The call to prayer involves our whole being. The moral aspects of our lives are not removed from our life of prayer. We can’t pray in one world while trying to live in a completely different one.

Since our response and perseverance to prayer relies on the grace of God, we need to seek to live virtuous and holy lives to the best of our ability. If we refuse mercy to others, neglect the poor and sick, gossip and lie, misuse our sexual powers, and wallow in greed, we will not be able to remain in a life of prayer. The desire to pray will be choked out of us by our selfishness and the darkness of our decisions.

The Catechism of the Catholic Church teaches that we need a “conversion of heart” if we are going to live and remain in a life of prayer: “From the Sermon on the Mount onwards, Jesus insists on conversion of heart: reconciliation with one’s brother before presenting an offering on the altar, love of enemies, and prayer for persecutors, prayer to the Father in secret, not heaping up empty phrases, prayerful forgiveness from the depths of the heart, purity of heart, and seeking the Kingdom before all else. This filial conversion is entirely directed to the Father.”

While seeking a conversion of heart, our efforts to pray are nourished by grace and we receive an abundance of faith. It’s in faith that the heart feels most comfortable in prayer. When we nurture faith, our hearts are inclined and pines for prayer and fellowship with God. If our faith has waned due to self-centeredness and a rejection of moral truth, however, then our hearts will not feel comfortable in prayer and rebel against any efforts we make to pray. Our hearts will follow where our actions have led it.

The Catechism explains: “Once committed to conversion, the heart learns to pray in faith.”

But what exactly is the gift of faith? It’s easy to throw out words and make assertions about the power of faith, but how do we know when we have faith or not?

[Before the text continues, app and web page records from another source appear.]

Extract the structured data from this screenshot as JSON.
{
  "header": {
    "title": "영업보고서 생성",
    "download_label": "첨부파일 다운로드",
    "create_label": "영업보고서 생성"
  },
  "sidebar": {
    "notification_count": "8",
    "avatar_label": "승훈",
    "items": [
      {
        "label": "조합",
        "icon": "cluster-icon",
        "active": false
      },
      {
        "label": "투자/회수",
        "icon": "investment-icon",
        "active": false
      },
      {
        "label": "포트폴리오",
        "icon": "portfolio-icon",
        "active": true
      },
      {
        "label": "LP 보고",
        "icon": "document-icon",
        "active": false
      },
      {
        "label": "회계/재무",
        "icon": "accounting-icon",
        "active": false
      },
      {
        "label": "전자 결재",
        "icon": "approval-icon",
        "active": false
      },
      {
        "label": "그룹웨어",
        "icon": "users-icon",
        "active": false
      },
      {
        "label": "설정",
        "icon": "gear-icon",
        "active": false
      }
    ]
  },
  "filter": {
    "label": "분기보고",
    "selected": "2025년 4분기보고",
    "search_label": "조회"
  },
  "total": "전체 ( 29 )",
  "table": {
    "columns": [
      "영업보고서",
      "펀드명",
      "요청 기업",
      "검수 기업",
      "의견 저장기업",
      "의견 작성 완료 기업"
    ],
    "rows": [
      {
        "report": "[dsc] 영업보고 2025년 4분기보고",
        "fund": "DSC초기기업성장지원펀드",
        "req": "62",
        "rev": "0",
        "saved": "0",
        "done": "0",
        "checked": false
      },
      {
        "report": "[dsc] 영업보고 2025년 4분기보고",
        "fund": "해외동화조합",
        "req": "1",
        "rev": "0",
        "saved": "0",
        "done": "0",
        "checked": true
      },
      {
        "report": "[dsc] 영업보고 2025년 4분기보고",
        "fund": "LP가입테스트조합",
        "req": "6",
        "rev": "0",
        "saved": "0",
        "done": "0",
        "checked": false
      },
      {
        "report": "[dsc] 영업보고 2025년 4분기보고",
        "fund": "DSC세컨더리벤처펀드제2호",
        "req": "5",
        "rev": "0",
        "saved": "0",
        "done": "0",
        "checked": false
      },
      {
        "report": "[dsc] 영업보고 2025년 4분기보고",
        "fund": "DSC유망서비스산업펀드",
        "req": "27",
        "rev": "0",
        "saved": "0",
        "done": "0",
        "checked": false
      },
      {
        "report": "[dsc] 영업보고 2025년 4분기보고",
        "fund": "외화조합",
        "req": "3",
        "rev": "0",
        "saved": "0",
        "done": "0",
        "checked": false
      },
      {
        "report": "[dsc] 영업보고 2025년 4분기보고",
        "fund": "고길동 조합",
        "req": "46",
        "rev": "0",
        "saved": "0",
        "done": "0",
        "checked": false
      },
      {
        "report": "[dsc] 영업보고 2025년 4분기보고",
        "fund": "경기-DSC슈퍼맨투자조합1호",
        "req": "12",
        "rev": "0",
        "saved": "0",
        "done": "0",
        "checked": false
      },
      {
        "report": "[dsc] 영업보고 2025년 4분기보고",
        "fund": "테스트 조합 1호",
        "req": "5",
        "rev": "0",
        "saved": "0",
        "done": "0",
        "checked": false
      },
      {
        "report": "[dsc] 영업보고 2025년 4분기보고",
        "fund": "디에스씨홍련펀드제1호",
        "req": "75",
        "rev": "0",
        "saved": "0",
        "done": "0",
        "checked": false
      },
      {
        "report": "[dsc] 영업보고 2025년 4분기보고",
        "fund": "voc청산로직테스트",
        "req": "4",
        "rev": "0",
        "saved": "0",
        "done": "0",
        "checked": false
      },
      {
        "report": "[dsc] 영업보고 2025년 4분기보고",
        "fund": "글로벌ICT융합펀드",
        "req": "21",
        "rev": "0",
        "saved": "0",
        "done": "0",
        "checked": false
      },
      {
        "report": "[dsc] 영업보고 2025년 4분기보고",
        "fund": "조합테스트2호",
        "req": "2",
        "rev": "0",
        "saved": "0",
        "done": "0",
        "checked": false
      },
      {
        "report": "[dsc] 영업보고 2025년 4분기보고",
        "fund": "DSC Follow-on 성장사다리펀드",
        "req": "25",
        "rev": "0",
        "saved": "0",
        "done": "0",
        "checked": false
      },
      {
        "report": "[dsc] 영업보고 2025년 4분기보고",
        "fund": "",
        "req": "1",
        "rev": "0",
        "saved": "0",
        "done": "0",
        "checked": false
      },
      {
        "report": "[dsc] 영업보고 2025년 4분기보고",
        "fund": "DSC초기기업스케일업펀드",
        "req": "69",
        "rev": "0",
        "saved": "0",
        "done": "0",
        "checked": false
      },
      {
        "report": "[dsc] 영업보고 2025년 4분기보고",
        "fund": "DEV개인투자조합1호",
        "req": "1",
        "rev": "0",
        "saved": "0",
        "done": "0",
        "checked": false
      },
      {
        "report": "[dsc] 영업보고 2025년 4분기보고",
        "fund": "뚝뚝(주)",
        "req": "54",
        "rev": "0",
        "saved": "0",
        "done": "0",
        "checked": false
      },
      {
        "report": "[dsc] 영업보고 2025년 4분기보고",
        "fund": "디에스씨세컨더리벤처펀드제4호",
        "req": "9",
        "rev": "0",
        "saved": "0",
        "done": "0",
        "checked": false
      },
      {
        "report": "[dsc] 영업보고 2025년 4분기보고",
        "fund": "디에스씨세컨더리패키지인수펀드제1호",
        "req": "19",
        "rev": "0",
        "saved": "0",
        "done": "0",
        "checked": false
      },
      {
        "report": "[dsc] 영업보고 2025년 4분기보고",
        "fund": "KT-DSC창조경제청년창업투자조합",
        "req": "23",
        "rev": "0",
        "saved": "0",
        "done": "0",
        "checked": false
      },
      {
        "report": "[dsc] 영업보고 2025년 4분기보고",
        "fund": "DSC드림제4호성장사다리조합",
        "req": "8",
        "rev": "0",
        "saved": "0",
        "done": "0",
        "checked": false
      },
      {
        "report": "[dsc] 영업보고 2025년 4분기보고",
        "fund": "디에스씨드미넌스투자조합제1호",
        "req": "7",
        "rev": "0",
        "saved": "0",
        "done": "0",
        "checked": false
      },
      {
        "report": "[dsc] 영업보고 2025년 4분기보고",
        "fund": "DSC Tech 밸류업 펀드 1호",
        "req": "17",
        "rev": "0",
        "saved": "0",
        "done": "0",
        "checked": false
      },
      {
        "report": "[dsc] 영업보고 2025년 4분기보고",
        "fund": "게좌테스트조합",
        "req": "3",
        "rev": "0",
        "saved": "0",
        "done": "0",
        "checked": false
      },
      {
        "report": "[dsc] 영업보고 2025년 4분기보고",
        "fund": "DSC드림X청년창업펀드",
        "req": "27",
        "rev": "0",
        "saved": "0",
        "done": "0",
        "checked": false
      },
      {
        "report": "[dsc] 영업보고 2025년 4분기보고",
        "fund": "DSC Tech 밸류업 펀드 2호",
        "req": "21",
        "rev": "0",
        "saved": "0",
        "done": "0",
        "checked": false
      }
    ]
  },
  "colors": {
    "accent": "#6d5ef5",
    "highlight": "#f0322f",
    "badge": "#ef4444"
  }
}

In responding to this question, the Catechism has already framed its answer by introducing the conversion of heart. We cannot fully grasp the depth of faith unless we’ve first allowed ourselves to experience a conversion of heart, however minimal it might be at first. And so, in the context of a conversion of heart, the Catechism provides us with a definition of faith: “Faith is a filial adherence to God beyond what we feel and understand.”

The “adherence” portion of faith requires the conversion of heart since it is a “filial” adherence. We cannot separate the filial aspect from adherence. Our adherence must be filial. God desires a loving adherence of an adopted son or daughter, not a servile adherence of a slave or self-made outsider. The obedience we give is an obedience of faith. It is the obedience of a son or daughter, who wants to love God above all things and who wants to faithfully follow his way of selfless love.

Our filial adherence is only possible because of the Lord Jesus. He paves the way and gives us the grace to trust and follow where he leads us. The Catechism explains: “It is possible because the beloved Son gives us access to the Father. He can ask us to ‘seek’ and to ‘knock,’ since he himself is the door and the way.”

We cannot give an adherence on our own terms or with our own conditions. If we attempt to adhere to the Lord with only our fallen nature, we will not measure up. Something will be lacking. We will focus only on ourselves and what is best for us.

The Lord’s guidance and grace strengthens us to live beyond ourselves. In him, we are able to give a filial adherence out of a complete and total love for God and a trust in his divine providence. As the Lord leads, we are able to follow. Without the Lord, we cannot give what we are called to give. In Christ, we are able to see and give an unconditional act of trust and live full in that trustingly love of God.